More information: "Reducing chronic visuo-spatial neglect following right hemisphere stroke through instrument playing." Rebeka Bodak, et al. Front. Hum. Neurosci., 11 June 2014 | DOI: 10.3389/fnhum.2014.00413

Related Stories

Research lays foundations for brain damage study

June 6, 2014
Researchers at The University of Queensland have made a key step that could eventually offer hope for stroke survivors and other people with brain damage.

Severity of spatial neglect after stroke predicts long-term mobility recovery in community

January 27, 2014
Stroke rehabilitation researchers at Kessler Foundation report an association between acute, severe spatial neglect post stroke and long-term recovery of mobility. This new study indicates that severity of spatial neglect ...
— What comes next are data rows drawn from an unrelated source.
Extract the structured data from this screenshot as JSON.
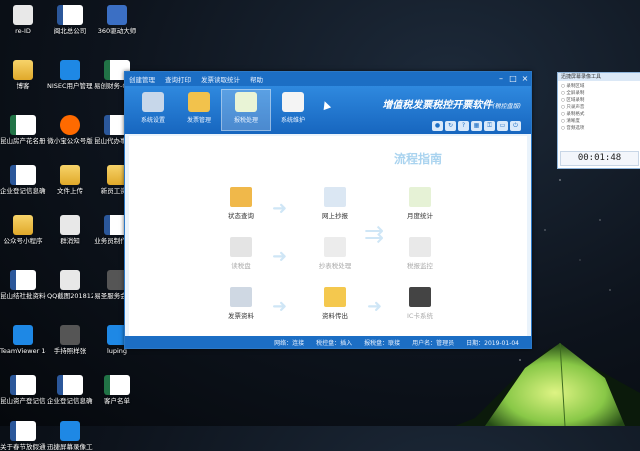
{
  "desktop": {
    "icons": [
      {
        "label": "re-ID",
        "type": "doc"
      },
      {
        "label": "闽北总公司",
        "type": "word"
      },
      {
        "label": "360驱动大师",
        "type": "app"
      },
      {
        "label": "博客",
        "type": "folder"
      },
      {
        "label": "NISEC用户管理工具",
        "type": "app3"
      },
      {
        "label": "易创财务-01副本",
        "type": "excel"
      },
      {
        "label": "昆山房产花名册1",
        "type": "excel"
      },
      {
        "label": "微小宝公众号版",
        "type": "app2"
      },
      {
        "label": "昆山代办事项流转单",
        "type": "word"
      },
      {
        "label": "企业登记信息确认表-朱…",
        "type": "word"
      },
      {
        "label": "文件上传",
        "type": "folder"
      },
      {
        "label": "新员工资料",
        "type": "folder"
      },
      {
        "label": "公众号小程序",
        "type": "folder"
      },
      {
        "label": "群消知",
        "type": "doc"
      },
      {
        "label": "业务员制作电话",
        "type": "word"
      },
      {
        "label": "昆山结社批资料信息",
        "type": "word"
      },
      {
        "label": "QQ截图201812302…",
        "type": "doc"
      },
      {
        "label": "易圣服务会决议",
        "type": "app4"
      },
      {
        "label": "TeamViewer 14",
        "type": "app3"
      },
      {
        "label": "手持照样张",
        "type": "app4"
      },
      {
        "label": "luping",
        "type": "app3"
      },
      {
        "label": "昆山资产登记信息表-孙…",
        "type": "word"
      },
      {
        "label": "企业登记信息确认表-孙…",
        "type": "word"
      },
      {
        "label": "客户名单",
        "type": "excel"
      },
      {
        "label": "关于春节放假通知",
        "type": "word"
      },
      {
        "label": "迅捷屏幕录像工具",
        "type": "app3"
      }
    ]
  },
  "window": {
    "menu": [
      "创建管理",
      "查询打印",
      "发票读取统计",
      "帮助"
    ],
    "toolbar": [
      {
        "label": "系统设置",
        "icon": "settings-icon"
      },
      {
        "label": "发票管理",
        "icon": "invoice-icon"
      },
      {
        "label": "报税处理",
        "icon": "tax-icon"
      },
      {
        "label": "系统维护",
        "icon": "tools-icon"
      }
    ],
    "title": "增值税发票税控开票软件",
    "title_suffix": "(税控盘版)",
    "guide_title": "流程指南",
    "nodes": [
      {
        "label": "状态查询",
        "dim": false
      },
      {
        "label": "网上抄报",
        "dim": false
      },
      {
        "label": "月度统计",
        "dim": false
      },
      {
        "label": "读税盘",
        "dim": true
      },
      {
        "label": "抄表税处理",
        "dim": true
      },
      {
        "label": "税报监控",
        "dim": true
      },
      {
        "label": "发票资料",
        "dim": false
      },
      {
        "label": "资料传出",
        "dim": false
      },
      {
        "label": "IC卡系统",
        "dim": true
      }
    ],
    "status": {
      "network": "网络：连接",
      "taxdisk": "税控盘：插入",
      "reporting": "报税盘：联接",
      "user": "用户名：管理员",
      "date": "日期：2019-01-04"
    }
  },
  "side_window": {
    "title": "迅捷屏幕录像工具",
    "lines": [
      "录制区域",
      "全屏录制",
      "区域录制",
      "只录声音",
      "录制格式",
      "清晰度",
      "音频选项"
    ],
    "timer": "00:01:48"
  },
  "colors": {
    "window_blue": "#1c6ec4",
    "guide_text": "#a9d3ef"
  }
}
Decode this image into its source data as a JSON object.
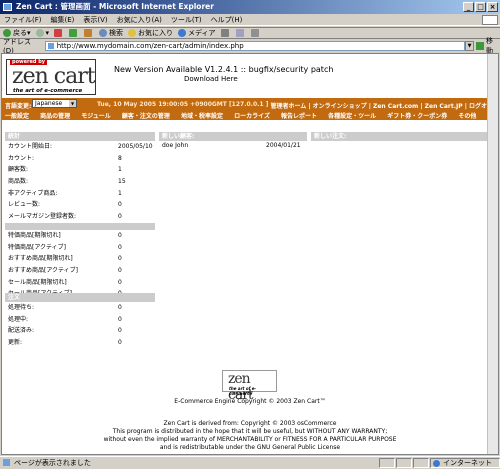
{
  "window": {
    "title": "Zen Cart : 管理画面 - Microsoft Internet Explorer"
  },
  "menu": [
    "ファイル(F)",
    "編集(E)",
    "表示(V)",
    "お気に入り(A)",
    "ツール(T)",
    "ヘルプ(H)"
  ],
  "toolbar": {
    "back": "戻る",
    "search": "検索",
    "favorites": "お気に入り",
    "media": "メディア"
  },
  "address": {
    "label": "アドレス(D)",
    "url": "http://www.mydomain.com/zen-cart/admin/index.php",
    "go": "移動"
  },
  "header": {
    "logo_tag": "powered by",
    "logo_text": "zen cart",
    "logo_sub": "the art of e-commerce",
    "notice_line1": "New Version Available V1.2.4.1 :: bugfix/security patch",
    "notice_line2": "Download Here",
    "lang_label": "言語変更:",
    "lang_value": "Japanese",
    "datetime": "Tue, 10 May 2005 19:00:05 +0900GMT [127.0.0.1 ]",
    "toplinks": "管理者ホーム | オンラインショップ | Zen Cart.com | Zen Cart.JP | ログオフ",
    "nav": [
      "一般設定",
      "商品の管理",
      "モジュール",
      "顧客・注文の管理",
      "地域・税率設定",
      "ローカライズ",
      "報告レポート",
      "各種設定・ツール",
      "ギフト券・クーポン券",
      "その他"
    ]
  },
  "stats": {
    "header": "統計",
    "rows": [
      {
        "label": "カウント開始日:",
        "value": "2005/05/10"
      },
      {
        "label": "カウント:",
        "value": "8"
      },
      {
        "label": "顧客数:",
        "value": "1"
      },
      {
        "label": "商品数:",
        "value": "15"
      },
      {
        "label": "非アクティブ商品:",
        "value": "1"
      },
      {
        "label": "レビュー数:",
        "value": "0"
      },
      {
        "label": "メールマガジン登録者数:",
        "value": "0"
      }
    ],
    "rows2": [
      {
        "label": "特価商品[期限切れ]",
        "value": "0"
      },
      {
        "label": "特価商品[アクティブ]",
        "value": "0"
      },
      {
        "label": "おすすめ商品[期限切れ]",
        "value": "0"
      },
      {
        "label": "おすすめ商品[アクティブ]",
        "value": "0"
      },
      {
        "label": "セール商品[期限切れ]",
        "value": "0"
      },
      {
        "label": "セール商品[アクティブ]",
        "value": "0"
      }
    ]
  },
  "orders_status": {
    "header": "注文",
    "rows": [
      {
        "label": "処理待ち:",
        "value": "0"
      },
      {
        "label": "処理中:",
        "value": "0"
      },
      {
        "label": "配送済み:",
        "value": "0"
      },
      {
        "label": "更新:",
        "value": "0"
      }
    ]
  },
  "new_customers": {
    "header": "新しい顧客:",
    "rows": [
      {
        "name": "doe John",
        "date": "2004/01/21"
      }
    ]
  },
  "new_orders": {
    "header": "新しい注文:"
  },
  "footer": {
    "logo_text": "zen cart",
    "logo_sub": "the art of e-commerce",
    "copyright": "E-Commerce Engine Copyright © 2003 Zen Cart™",
    "line1": "Zen Cart is derived from: Copyright © 2003 osCommerce",
    "line2": "This program is distributed in the hope that it will be useful, but WITHOUT ANY WARRANTY;",
    "line3": "without even the implied warranty of MERCHANTABILITY or FITNESS FOR A PARTICULAR PURPOSE",
    "line4": "and is redistributable under the GNU General Public License"
  },
  "status": {
    "text": "ページが表示されました",
    "zone": "インターネット"
  }
}
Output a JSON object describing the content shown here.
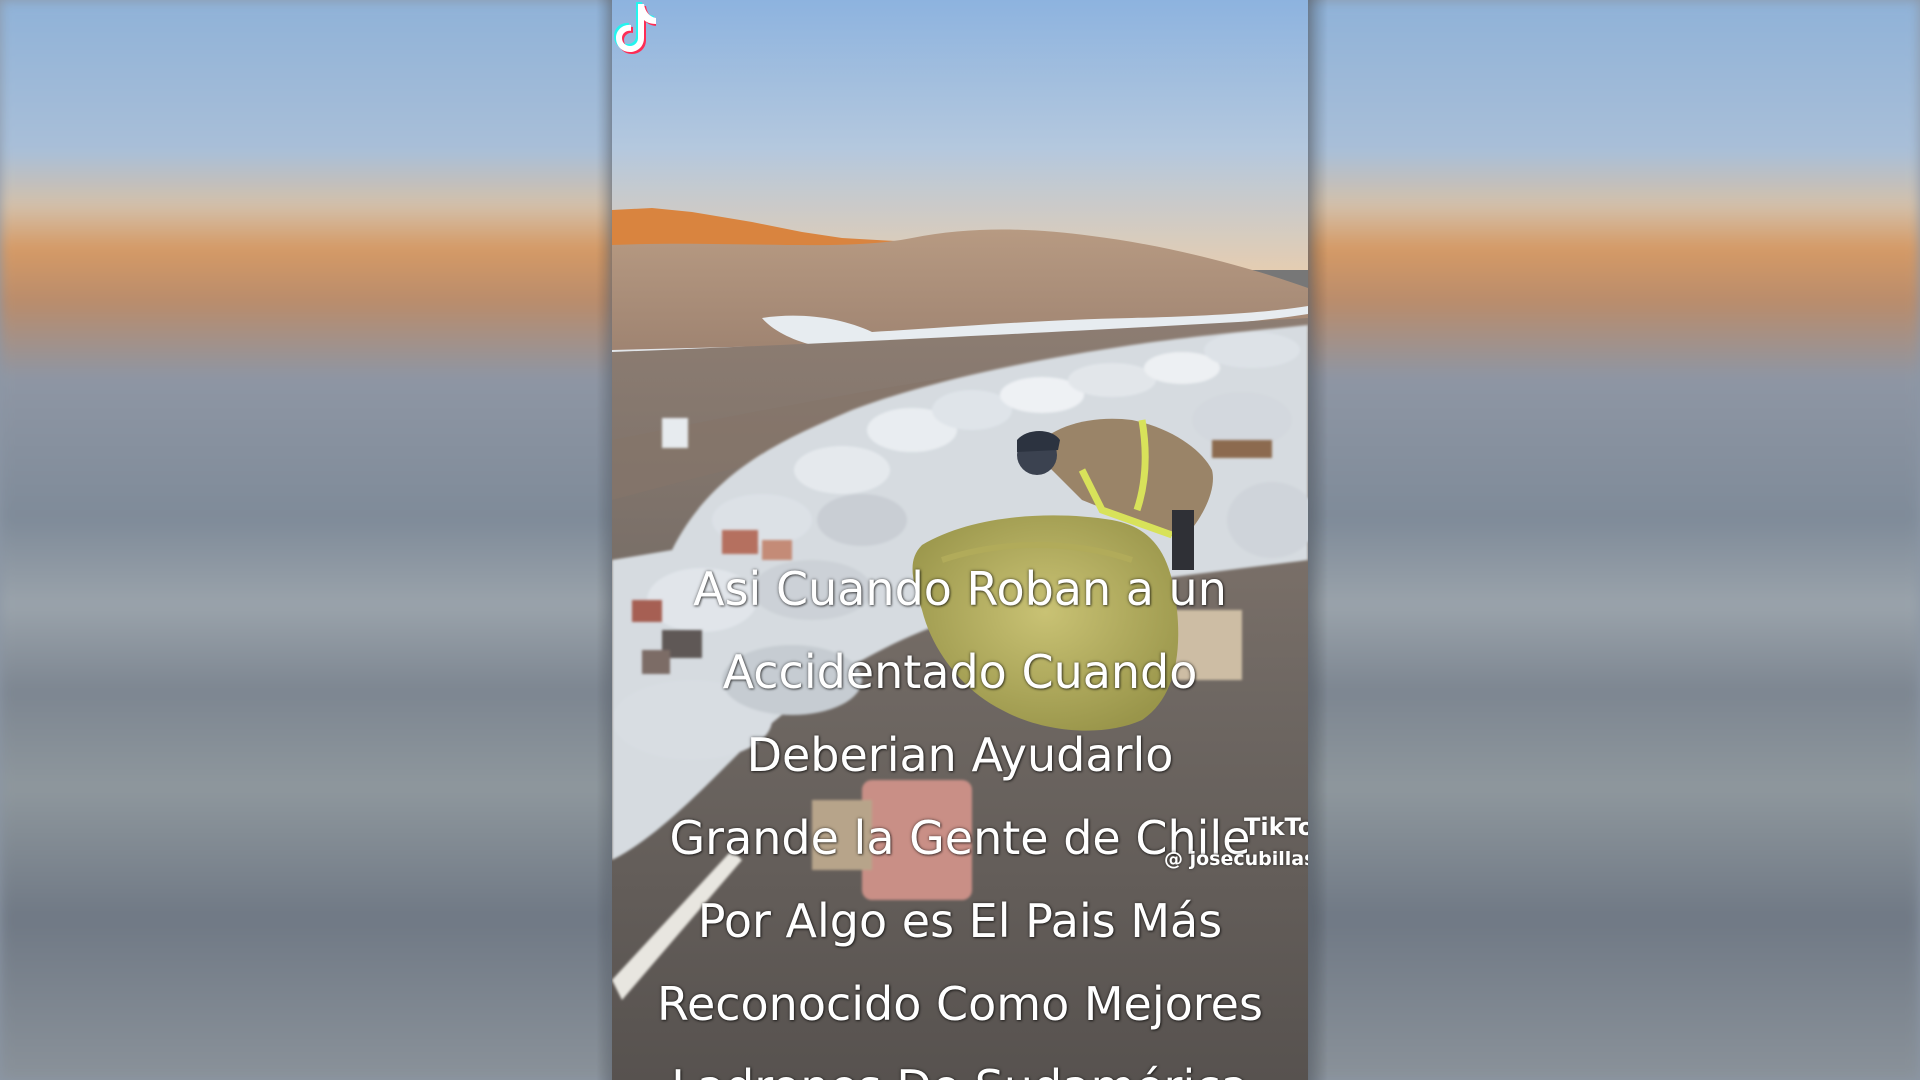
{
  "caption": {
    "lines": [
      "Asi Cuando Roban a un",
      "Accidentado Cuando",
      "Deberian Ayudarlo",
      "Grande la Gente de Chile",
      "Por Algo es El Pais Más",
      "Reconocido Como Mejores",
      "Ladrones De Sudamérica"
    ]
  },
  "watermark": {
    "brand": "TikTok",
    "handle": "@ josecubillas",
    "icon": "tiktok-logo-icon"
  },
  "colors": {
    "sky_top": "#8fb4dc",
    "sunlit_ridge": "#d9823e",
    "hill": "#a88a72",
    "caption_text": "#ffffff"
  }
}
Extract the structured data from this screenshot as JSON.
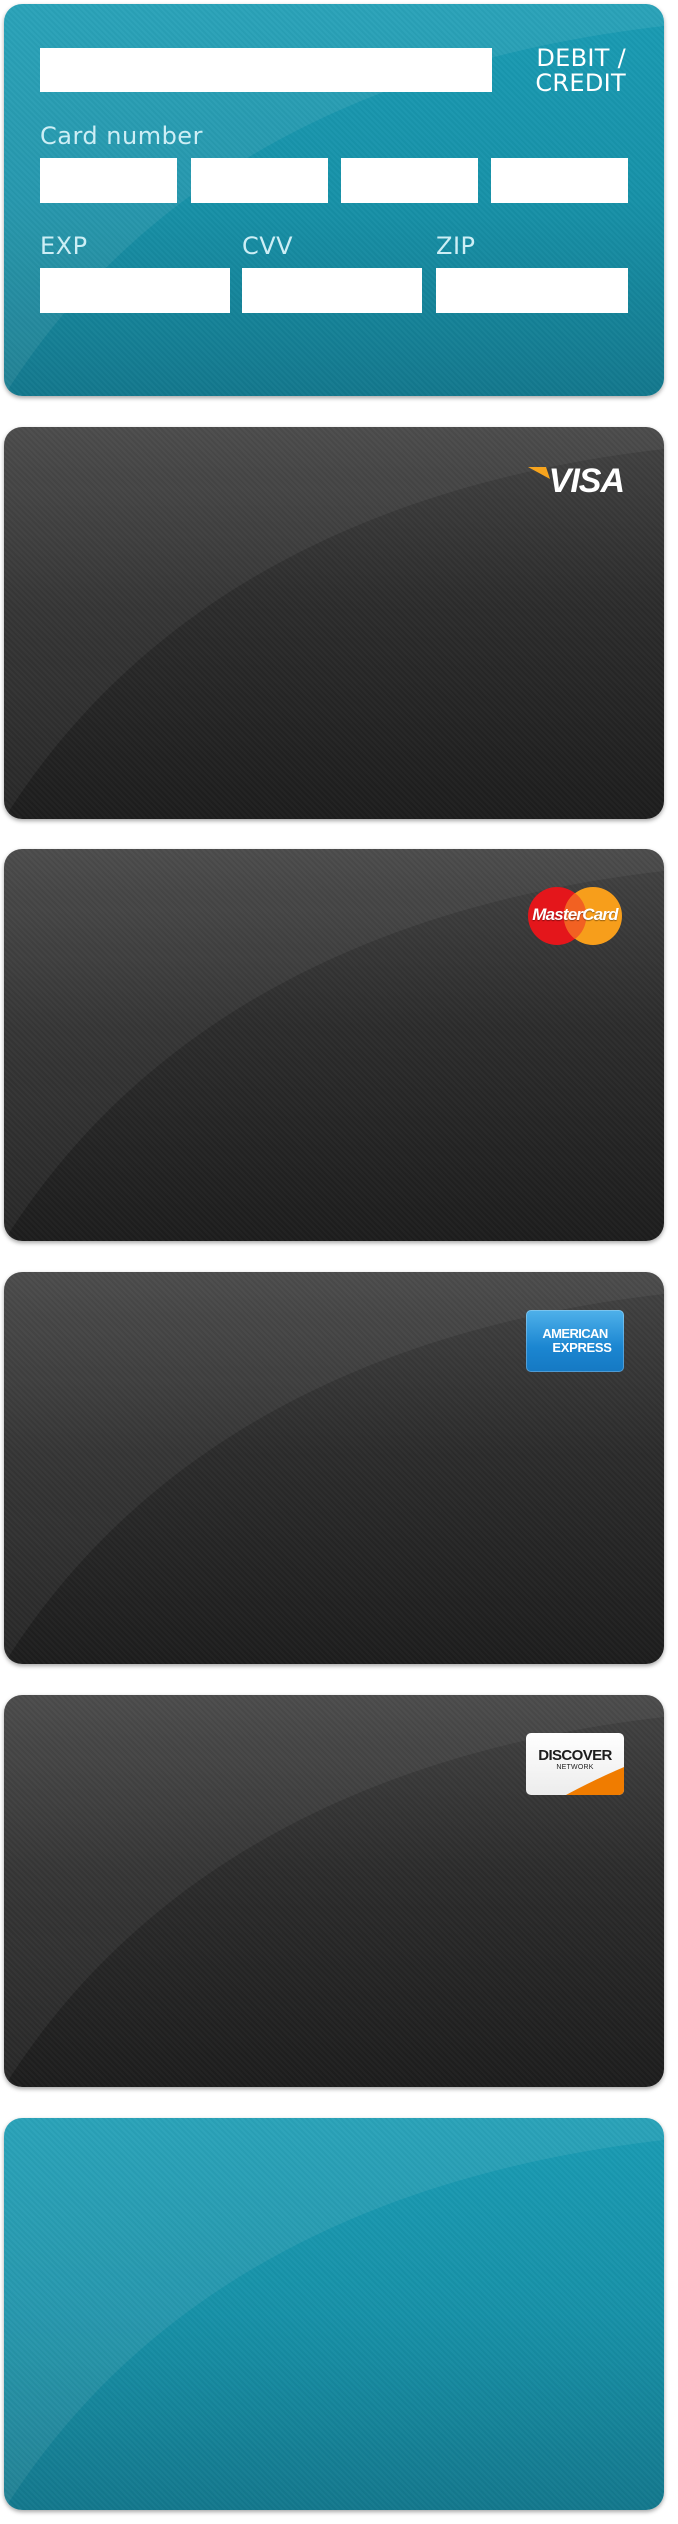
{
  "form_card": {
    "type_label_line1": "DEBIT /",
    "type_label_line2": "CREDIT",
    "name_value": "",
    "card_number_label": "Card number",
    "card_number_groups": [
      "",
      "",
      "",
      ""
    ],
    "exp_label": "EXP",
    "exp_value": "",
    "cvv_label": "CVV",
    "cvv_value": "",
    "zip_label": "ZIP",
    "zip_value": ""
  },
  "cards": [
    {
      "brand": "VISA",
      "theme": "dark",
      "logo_icon": "visa-logo-icon"
    },
    {
      "brand": "MasterCard",
      "theme": "dark",
      "logo_icon": "mastercard-logo-icon"
    },
    {
      "brand_line1": "AMERICAN",
      "brand_line2": "EXPRESS",
      "theme": "dark",
      "logo_icon": "amex-logo-icon"
    },
    {
      "brand_line1": "DISCOVER",
      "brand_line2": "NETWORK",
      "theme": "dark",
      "logo_icon": "discover-logo-icon"
    },
    {
      "theme": "teal"
    }
  ],
  "colors": {
    "teal_card": "#1791a8",
    "dark_card": "#2c2c2c",
    "visa_accent": "#f7a41d",
    "mastercard_red": "#e4161b",
    "mastercard_orange": "#f79e1b",
    "amex_blue": "#1b86d1",
    "discover_orange": "#f07c00"
  }
}
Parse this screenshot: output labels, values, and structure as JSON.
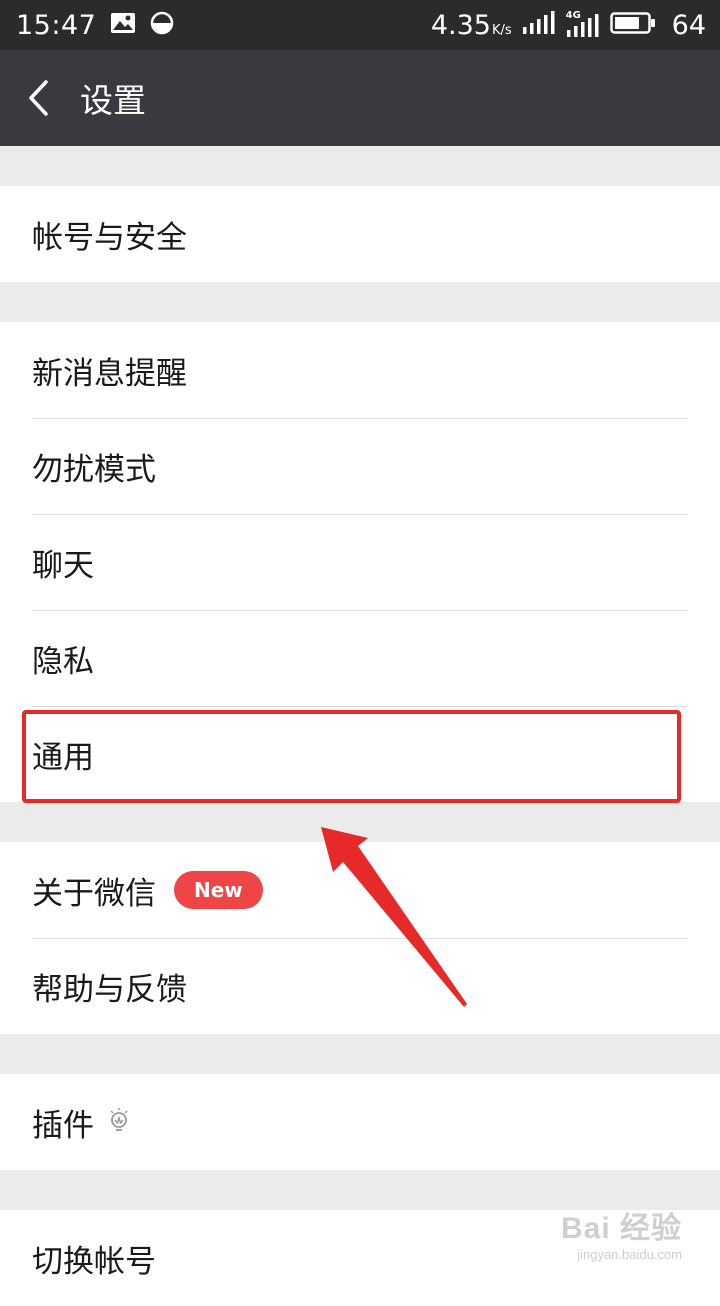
{
  "status_bar": {
    "time": "15:47",
    "speed": "4.35",
    "speed_unit": "K/s",
    "network": "4G",
    "battery": "64"
  },
  "header": {
    "title": "设置"
  },
  "groups": [
    {
      "items": [
        {
          "label": "帐号与安全"
        }
      ]
    },
    {
      "items": [
        {
          "label": "新消息提醒"
        },
        {
          "label": "勿扰模式"
        },
        {
          "label": "聊天"
        },
        {
          "label": "隐私"
        },
        {
          "label": "通用",
          "highlighted": true
        }
      ]
    },
    {
      "items": [
        {
          "label": "关于微信",
          "badge": "New"
        },
        {
          "label": "帮助与反馈"
        }
      ]
    },
    {
      "items": [
        {
          "label": "插件",
          "icon": "lightbulb-icon"
        }
      ]
    },
    {
      "items": [
        {
          "label": "切换帐号"
        }
      ]
    }
  ],
  "watermark": {
    "main": "Bai 经验",
    "sub": "jingyan.baidu.com"
  },
  "colors": {
    "status_bar_bg": "#2b2b2b",
    "title_bar_bg": "#393a3f",
    "page_bg": "#ebebeb",
    "badge": "#f04546",
    "annotation": "#e62a2a"
  }
}
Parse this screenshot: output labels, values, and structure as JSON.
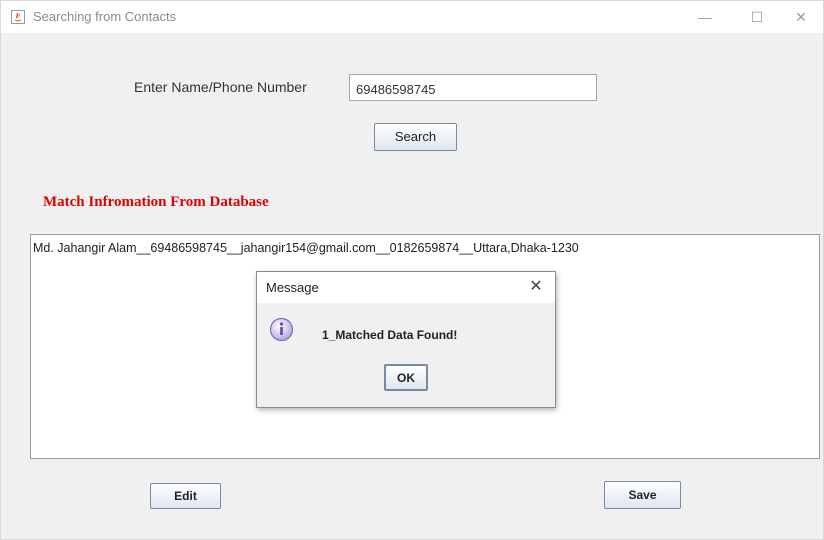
{
  "window": {
    "title": "Searching from Contacts",
    "controls": {
      "minimize": "—",
      "maximize": "☐",
      "close": "✕"
    }
  },
  "search": {
    "label": "Enter Name/Phone Number",
    "value": "69486598745",
    "button_label": "Search"
  },
  "results": {
    "heading": "Match Infromation From Database",
    "lines": [
      "Md. Jahangir Alam__69486598745__jahangir154@gmail.com__0182659874__Uttara,Dhaka-1230"
    ]
  },
  "dialog": {
    "title": "Message",
    "close": "✕",
    "icon": "info-icon",
    "message": "1_Matched Data Found!",
    "ok_label": "OK"
  },
  "actions": {
    "edit_label": "Edit",
    "save_label": "Save"
  }
}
New therapy helps to improve audio and visual perception in stroke patients

March 4, 2014
A stroke can cause permanent damage to important parts of the brain, with the result that many stroke survivors require lifelong care and support. 'It is not uncommon for stroke patients to suffer from an awareness deficit ...

Stroke researchers report improvement in spatial neglect with prism adaptation therapy

December 27, 2013
Stroke rehabilitation researchers report improvement in spatial neglect with prism adaptation therapy. This new study supports behavioral classification of patients with spatial neglect as a valuable tool for assigning targeted, ...

Researchers find spatial awareness shifts right as people fall asleep

June 3, 2014
(Medical Xpress)—A team of researchers working at Cambridge University in the U.K. has found that spatial awareness shifts to the right when people are falling asleep. In their paper published in the journal Scientific ...

Recommended for you

New neurons in the adult brain are involved in sensory learning

February 23, 2018
Although we have known for several years that the adult brain can produce new neurons, many questions about the properties conferred by these adult-born neurons were left unanswered. What advantages could they offer that ...

Study in mice suggests personalized stem cell treatment may offer relief for multiple sclerosis

February 22, 2018
Scientists have shown in mice that skin cells re-programmed into brain stem cells, transplanted into the central nervous system, help reduce inflammation and may be able to help repair damage caused by multiple sclerosis ...

Nolan film 'Memento' reveals how the brain remembers and interprets events from clues

February 22, 2018
Key repeating moments in the film give viewers the information they need to understand the storyline. The scenes cause identical reactions in the viewer's brain. The results deepen our understanding of how the brain functions, ...

Biomarker, clues to possible therapy found in novel childhood neurogenetic disease

February 22, 2018
Researchers studying a rare genetic disorder that causes severe, progressive neurological problems in childhood have discovered insights into biological mechanisms that drive the disease, along with early clues that an amino ...

A look at the space between mouse brain cells

February 22, 2018
Between the brain's neurons and glial cells is a critical but understudied structure that's been called neuroscience's final frontier: the extracellular space. With a new imaging paradigm, scientists can now see into and ...

Schizophrenia a side effect of human development

February 21, 2018
Schizophrenia may have evolved as an "unwanted side effect" of the development of the complex human brain, a new study has found.

0 comments

Please sign in to add a comment. Registration is free, and takes less than a minute. Read more

Click here to reset your password.
Sign in to get notified via email when new comments are made.